Up until recently, this was probably the only option for accommodation at Mole – Kalu had even had a phone call the day before checking if we were still coming, presumably in case they had more late bookings. The location in the park is excellent, situated high above part of the park and looking down on a large pool (usually occupied by Elephant, Kob, and Baboons) surrounded by the typical bush of the park. The reception and restaurant sit next to a pool, but this is backed by the edge of the bush and trees leading down the hill – some good birds were found here during our post lunch breaks. The rooms are again comfortable, with reasonable air conditioning. The water was probably more off than on, hence the extra buckets of clean water on standby in the bathroom, with the shower no more than a trickle. No WiFi this time though. While there is an electric fence around the front car park and reception, this doesn’t enclose the whole of the hotel, so no surprise at the through traffic of Baboons, Green Monkeys, Wart-hogs, and the occasional Bushbuck. The food is okay here, but the two downsides are the cost (£10 for a pizza) and the amount of time it takes to come. A useful tip is to order the food before going out on a trip. That being said the portions are huge – we found a pizza was enough for 2 on an evening, and sharing sandwiches on a lunchtime also good planning.

 

     Identification guides

I have had the Birds of Western Africa by Borrow and Demey (Helm field guides) for some time, and used this. It needs sifting through for the likely species, since it by definition covers a large area. The map areas for each bird concerning their distribution in Ghana is thus small, and while usually quite accurate, can’t always be totally relied on accuracy when compiling s list of likely birds. A much better bet is the Helm Guide to the Birds of Ghana, which is much more accurate having maps dedicated to the country, and slightly more embellished descriptions.

     Tips


    The plugs for electricity are the UK 3 pin type

    Biting insects weren’t too much of a problem in the far North, and little more of a nuisance in the South. The Mole sweat bees are a different matter. They come out to pester late afternoon and can be persistent around the head. They don’t sting but they, along with other attendant flies etc, are a nuisance. 50% deet seemed to keep them at bay
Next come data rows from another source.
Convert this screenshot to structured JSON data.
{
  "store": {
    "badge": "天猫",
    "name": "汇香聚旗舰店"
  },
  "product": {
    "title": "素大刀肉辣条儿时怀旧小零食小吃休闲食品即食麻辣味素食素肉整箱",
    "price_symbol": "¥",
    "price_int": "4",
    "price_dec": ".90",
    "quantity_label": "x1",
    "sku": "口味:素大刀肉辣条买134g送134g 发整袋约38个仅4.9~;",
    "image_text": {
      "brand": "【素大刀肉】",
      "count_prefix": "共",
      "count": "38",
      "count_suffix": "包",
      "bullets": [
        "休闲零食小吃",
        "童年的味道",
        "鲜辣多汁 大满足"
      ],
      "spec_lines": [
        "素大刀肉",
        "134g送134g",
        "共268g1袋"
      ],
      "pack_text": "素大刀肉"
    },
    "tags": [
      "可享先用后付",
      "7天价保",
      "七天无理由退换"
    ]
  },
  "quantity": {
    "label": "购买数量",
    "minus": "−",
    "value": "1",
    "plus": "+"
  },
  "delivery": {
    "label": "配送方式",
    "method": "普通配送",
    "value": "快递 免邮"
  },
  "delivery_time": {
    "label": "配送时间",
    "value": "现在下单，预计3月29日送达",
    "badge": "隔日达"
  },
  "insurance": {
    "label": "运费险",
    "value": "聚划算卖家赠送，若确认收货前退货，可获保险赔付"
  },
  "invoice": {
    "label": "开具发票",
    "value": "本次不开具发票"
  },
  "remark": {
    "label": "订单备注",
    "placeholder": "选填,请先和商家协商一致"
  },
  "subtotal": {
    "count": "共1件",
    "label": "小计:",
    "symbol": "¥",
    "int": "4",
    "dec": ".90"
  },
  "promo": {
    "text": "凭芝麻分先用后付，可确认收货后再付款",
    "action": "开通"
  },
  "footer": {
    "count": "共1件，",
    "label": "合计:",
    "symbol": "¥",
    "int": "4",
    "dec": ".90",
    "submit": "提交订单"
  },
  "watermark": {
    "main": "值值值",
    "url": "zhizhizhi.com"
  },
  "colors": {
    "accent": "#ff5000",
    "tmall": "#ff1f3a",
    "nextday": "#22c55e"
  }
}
    Drinking water should be by the bottle, especially when the first tap we used offered brown coloured liquid. Kalu supplied plenty of this

    We did our birding up to about 11am and started again 4pm plus. During other parts of the day, it was very hot (low 30’sC) and the birds didn’t come out to play

    Police checks are a nuisance – get used to them because they are a plague. Although they aren’t usually checking for our type of vehicle, carrying your passport is useful (we were asked once)

     

Home

Paintings gallery

Video clips

Images

DVD

Contact

Site map

Links

Content

Introduction

Day 1

Day 2

Day 3

Day 4

Day 5

Day 6

Day 7 Day 8

Species list

Text only